One of my goals when I started the nursing field was to obtain my RHIT. I took one year of Health Informatics Technology, through a Health Workforce Training Program. This program is one of the ways the US government is trying to assist hospitals and physicians get trained individuals who understand the “meaningful use.” I learned a lot from this program, and am excited about the RHIT. I’ve already done some classes, some are excused because I am a nurse, and some are to come. So I will be putting a bunch of my school work on this site also. It helps me learn by regurgitating the information : ) Community colleges where given the short-term certificate programs for HIT workers I talked about. I was even part of grant, so I received my tuition back. Very nice. You can find more about it here.
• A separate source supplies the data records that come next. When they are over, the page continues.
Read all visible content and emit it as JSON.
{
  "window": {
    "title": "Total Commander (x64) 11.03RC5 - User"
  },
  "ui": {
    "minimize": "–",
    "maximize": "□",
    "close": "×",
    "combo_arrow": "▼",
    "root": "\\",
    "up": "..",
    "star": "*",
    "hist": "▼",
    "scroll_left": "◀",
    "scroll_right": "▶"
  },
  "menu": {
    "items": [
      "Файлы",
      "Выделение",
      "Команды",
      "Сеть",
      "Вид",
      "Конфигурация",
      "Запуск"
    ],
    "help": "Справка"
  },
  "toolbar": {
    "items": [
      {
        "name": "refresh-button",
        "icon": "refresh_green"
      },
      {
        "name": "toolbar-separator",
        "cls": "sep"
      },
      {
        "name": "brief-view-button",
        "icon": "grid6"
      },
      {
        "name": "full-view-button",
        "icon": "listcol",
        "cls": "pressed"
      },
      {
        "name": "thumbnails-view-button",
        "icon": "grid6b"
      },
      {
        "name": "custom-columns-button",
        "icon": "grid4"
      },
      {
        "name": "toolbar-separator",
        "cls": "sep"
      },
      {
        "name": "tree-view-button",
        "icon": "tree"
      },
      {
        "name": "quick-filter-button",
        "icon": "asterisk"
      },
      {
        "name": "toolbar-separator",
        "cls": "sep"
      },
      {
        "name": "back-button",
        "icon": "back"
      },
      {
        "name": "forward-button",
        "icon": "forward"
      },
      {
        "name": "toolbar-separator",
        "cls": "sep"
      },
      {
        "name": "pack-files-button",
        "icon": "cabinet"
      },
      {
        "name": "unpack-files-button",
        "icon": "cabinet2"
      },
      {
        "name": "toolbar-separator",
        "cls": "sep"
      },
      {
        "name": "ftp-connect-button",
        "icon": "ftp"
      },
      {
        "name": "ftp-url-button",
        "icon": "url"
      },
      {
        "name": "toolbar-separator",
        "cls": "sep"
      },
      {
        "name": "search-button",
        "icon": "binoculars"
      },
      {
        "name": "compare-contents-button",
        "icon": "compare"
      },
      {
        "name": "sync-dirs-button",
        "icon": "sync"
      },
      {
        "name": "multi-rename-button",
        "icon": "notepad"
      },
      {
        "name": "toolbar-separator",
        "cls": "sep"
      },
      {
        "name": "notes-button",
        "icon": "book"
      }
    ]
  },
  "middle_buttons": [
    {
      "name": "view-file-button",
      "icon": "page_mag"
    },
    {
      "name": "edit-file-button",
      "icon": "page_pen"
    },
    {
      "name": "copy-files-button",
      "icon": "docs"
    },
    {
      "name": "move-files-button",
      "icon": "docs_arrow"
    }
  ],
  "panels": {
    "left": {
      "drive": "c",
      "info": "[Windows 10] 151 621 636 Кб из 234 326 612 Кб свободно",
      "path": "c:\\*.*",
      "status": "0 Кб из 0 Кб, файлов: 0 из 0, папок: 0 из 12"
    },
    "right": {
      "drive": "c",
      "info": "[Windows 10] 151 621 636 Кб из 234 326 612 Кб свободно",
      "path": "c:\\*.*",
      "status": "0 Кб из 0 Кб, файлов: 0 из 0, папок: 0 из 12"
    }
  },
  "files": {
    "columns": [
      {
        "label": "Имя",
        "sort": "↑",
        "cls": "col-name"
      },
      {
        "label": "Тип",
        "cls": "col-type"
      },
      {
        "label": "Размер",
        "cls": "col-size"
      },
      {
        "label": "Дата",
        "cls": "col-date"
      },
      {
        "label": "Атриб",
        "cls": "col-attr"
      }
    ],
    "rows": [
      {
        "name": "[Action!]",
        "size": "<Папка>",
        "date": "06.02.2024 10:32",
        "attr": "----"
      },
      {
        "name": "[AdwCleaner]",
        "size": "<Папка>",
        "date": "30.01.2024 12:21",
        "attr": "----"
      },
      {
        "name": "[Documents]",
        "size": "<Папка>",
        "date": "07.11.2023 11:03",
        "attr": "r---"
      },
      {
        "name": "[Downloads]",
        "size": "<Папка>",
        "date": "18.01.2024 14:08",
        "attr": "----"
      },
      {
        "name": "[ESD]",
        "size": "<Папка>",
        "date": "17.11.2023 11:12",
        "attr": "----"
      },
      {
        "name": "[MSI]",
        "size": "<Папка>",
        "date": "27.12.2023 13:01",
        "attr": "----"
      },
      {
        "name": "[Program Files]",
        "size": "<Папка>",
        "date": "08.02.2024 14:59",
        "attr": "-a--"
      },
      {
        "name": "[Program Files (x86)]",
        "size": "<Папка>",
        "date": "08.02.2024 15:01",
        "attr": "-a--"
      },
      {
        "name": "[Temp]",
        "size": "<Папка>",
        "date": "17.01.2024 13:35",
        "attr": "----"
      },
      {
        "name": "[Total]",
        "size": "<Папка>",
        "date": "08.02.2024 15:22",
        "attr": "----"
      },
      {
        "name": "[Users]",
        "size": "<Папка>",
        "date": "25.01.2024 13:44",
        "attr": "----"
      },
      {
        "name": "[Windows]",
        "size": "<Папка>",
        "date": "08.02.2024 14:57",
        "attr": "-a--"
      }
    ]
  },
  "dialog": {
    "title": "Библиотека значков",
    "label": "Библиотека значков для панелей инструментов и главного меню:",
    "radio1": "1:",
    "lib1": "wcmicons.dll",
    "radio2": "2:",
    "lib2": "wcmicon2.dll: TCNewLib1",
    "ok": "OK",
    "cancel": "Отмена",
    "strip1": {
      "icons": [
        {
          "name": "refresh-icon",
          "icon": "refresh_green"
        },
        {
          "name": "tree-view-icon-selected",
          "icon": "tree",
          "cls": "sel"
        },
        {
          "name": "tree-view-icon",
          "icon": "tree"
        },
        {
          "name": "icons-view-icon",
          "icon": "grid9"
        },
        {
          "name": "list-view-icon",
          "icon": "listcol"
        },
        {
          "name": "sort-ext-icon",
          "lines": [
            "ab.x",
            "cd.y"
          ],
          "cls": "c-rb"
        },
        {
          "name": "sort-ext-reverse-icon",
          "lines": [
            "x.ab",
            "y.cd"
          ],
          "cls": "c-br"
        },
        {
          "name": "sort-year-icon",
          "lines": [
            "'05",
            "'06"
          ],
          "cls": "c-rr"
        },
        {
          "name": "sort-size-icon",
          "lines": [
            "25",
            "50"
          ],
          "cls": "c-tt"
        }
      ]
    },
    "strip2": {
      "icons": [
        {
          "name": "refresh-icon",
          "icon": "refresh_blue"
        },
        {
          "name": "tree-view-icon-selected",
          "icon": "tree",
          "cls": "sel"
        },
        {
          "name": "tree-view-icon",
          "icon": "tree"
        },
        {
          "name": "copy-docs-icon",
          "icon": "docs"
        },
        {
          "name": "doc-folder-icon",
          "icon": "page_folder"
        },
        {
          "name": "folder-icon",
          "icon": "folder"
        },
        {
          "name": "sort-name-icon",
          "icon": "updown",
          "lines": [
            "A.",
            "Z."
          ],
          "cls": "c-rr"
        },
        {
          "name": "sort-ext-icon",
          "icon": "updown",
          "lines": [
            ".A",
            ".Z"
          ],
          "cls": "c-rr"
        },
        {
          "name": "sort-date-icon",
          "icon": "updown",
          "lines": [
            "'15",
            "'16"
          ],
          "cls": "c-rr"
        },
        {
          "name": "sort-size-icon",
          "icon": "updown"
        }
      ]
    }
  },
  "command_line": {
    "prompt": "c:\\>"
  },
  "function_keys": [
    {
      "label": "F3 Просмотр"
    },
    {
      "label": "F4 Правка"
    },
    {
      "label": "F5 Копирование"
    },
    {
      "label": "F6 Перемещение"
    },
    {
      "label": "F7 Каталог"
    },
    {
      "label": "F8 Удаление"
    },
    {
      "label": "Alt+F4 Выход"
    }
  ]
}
I’ll have upcoming links and categories under RHIT. For now, AHIMA or the American Health Information Management Association is the credentialing organization for “effective management of health data and medical records needed to deliver quality healthcare to the public.”
RN RHIT BSN RHIA MSN
NP (no problem)